What comes as a rude shock is the fact that Santhara had been branded as a criminal offence on the grounds of being a form of ‘attempted suicide’, which is booked under Section 309 of the Indian Penal Code. Now this poses us with a rather grave question. Is a secular state violating what figures on the top of the list of Fundamental rights given to the Indian citizen – Right to Religion (Articles 25-28, Constitution of India)? However the answer can’t be that simple since Right to Life comes in direct conflict with that of religious freedom.

Advocates for euthanasia will reason that Right to Life (Article 21, Constitution of India) automatically entails one’s right to end one’s own life, simply put, ‘Right to Die’. While suicide pertains to a desperate, clinical state of mind in need of medical assistance, euthanasia is meant to arm an individual with the choice of putting a logical end to suffering through medical assistance.

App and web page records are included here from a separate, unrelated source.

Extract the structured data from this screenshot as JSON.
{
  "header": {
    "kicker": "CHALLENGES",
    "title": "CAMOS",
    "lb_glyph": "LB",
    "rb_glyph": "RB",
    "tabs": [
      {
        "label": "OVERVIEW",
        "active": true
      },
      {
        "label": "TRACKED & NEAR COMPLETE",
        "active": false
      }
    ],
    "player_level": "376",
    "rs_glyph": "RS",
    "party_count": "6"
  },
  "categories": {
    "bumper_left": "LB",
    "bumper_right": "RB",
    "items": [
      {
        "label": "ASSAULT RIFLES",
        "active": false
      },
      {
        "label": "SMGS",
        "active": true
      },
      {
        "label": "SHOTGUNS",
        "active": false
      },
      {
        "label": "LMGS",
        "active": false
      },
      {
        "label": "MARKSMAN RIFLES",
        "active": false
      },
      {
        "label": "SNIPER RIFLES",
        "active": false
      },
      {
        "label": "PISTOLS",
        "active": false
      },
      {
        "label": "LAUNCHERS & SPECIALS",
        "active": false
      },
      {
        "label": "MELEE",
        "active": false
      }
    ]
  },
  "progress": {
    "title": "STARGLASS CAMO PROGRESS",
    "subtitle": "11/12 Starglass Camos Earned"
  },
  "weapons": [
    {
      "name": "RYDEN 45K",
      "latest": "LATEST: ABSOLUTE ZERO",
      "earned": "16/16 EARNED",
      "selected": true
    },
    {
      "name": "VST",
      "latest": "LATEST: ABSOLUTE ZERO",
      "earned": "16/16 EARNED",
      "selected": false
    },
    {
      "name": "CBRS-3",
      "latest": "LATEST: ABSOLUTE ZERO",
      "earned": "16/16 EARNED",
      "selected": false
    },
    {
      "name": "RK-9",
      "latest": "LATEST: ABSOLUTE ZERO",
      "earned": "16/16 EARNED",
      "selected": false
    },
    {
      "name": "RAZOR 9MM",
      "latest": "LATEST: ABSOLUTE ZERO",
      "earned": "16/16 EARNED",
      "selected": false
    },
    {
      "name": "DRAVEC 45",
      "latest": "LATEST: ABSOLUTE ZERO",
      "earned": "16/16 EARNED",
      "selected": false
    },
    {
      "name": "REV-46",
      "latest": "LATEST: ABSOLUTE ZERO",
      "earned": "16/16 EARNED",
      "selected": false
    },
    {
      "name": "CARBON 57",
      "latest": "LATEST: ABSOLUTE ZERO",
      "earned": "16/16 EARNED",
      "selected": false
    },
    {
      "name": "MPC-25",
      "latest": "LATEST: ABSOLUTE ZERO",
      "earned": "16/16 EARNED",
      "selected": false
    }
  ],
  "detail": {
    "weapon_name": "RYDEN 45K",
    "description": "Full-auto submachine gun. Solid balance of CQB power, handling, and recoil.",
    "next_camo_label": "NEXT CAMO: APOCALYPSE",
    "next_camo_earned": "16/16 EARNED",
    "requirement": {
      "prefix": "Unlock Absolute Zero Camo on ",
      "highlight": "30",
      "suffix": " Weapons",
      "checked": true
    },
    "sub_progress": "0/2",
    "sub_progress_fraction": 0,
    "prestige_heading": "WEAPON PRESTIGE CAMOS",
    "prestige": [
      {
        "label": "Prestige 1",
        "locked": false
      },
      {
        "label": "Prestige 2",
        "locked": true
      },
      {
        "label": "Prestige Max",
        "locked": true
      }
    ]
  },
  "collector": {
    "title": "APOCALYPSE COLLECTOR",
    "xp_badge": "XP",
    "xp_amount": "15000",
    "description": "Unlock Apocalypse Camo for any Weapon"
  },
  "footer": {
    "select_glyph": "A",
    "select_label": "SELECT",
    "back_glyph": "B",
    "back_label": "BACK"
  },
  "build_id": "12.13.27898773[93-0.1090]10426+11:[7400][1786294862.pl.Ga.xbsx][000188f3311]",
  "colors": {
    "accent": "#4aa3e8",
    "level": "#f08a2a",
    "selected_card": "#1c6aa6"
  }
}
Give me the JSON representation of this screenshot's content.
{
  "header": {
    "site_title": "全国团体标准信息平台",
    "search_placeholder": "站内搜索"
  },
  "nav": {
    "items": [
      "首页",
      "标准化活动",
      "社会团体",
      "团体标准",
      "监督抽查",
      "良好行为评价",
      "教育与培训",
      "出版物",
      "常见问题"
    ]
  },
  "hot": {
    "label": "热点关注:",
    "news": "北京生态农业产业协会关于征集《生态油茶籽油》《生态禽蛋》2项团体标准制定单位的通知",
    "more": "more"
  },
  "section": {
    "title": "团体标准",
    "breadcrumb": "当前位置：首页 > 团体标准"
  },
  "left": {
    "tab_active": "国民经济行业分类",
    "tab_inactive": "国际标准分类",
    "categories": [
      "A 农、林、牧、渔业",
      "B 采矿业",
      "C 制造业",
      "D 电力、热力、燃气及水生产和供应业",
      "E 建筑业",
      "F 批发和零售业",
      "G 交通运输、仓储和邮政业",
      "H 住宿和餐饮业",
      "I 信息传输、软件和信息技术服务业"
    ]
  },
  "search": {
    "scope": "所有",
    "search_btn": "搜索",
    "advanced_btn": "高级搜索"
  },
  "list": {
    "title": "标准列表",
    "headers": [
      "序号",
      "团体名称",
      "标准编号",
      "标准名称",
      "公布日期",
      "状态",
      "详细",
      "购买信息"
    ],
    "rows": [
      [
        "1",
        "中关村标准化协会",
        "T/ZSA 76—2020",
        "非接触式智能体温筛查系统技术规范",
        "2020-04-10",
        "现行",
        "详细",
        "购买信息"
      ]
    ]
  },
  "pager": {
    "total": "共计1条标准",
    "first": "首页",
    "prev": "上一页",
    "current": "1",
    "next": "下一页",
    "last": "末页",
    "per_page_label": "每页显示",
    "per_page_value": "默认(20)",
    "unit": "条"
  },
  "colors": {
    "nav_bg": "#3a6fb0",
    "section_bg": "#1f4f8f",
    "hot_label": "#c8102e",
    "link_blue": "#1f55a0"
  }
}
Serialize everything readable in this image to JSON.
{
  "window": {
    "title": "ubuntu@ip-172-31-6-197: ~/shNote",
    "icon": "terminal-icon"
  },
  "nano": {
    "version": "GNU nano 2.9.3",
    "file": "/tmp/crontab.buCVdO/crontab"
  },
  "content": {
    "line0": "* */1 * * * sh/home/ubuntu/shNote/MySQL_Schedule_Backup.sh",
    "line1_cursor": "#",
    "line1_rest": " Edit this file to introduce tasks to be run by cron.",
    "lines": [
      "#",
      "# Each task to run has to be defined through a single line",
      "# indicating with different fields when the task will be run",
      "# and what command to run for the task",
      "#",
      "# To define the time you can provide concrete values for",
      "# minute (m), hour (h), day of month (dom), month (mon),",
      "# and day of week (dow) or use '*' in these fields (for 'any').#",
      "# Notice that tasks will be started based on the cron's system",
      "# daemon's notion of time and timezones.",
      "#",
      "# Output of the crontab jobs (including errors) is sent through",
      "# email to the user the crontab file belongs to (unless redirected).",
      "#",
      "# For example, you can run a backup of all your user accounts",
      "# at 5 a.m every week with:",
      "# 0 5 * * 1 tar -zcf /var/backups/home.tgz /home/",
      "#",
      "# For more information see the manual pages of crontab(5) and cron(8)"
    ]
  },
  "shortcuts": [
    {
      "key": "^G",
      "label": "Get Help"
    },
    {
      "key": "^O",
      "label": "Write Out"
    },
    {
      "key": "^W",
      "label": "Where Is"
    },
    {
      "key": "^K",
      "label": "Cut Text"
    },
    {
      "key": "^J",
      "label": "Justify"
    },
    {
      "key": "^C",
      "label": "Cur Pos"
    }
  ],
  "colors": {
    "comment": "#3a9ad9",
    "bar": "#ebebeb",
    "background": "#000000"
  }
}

Spiritual practices like the Santhara practice fall in a wholly different category. Practitioners in this case make conscious adult decisions with meditative calm to attain a higher form of emancipation from the cycle of rebirth (an established spiritual philosophy).

The protesting Jains had taken their appeal to the apex court following the Rajasthan High Court ruling. Latest developments however seem to be somewhat encouraging for the Jain community as the Supreme Court put a stay order on the Rajasthan High Court ruling on Monday, 31st of August, the day of the previously scheduled mass-protest. Bans on religious rituals can be legally tricky and it should be noted that legislations against religious customs are a volatile issue. Religion is the most sensitive premise in India and in most cases we are left confused with more questions than answers. As a concluding thought, Santhara is a completely voluntary method and only allowed in cases of old age, terminal illness, with consent of family and religious guru, or the complete absence of liabilities/responsibilities. A criminal ban on Santhara better have very strong humanitarian arguments in its support to escape charges of religious bias and majoritarianism.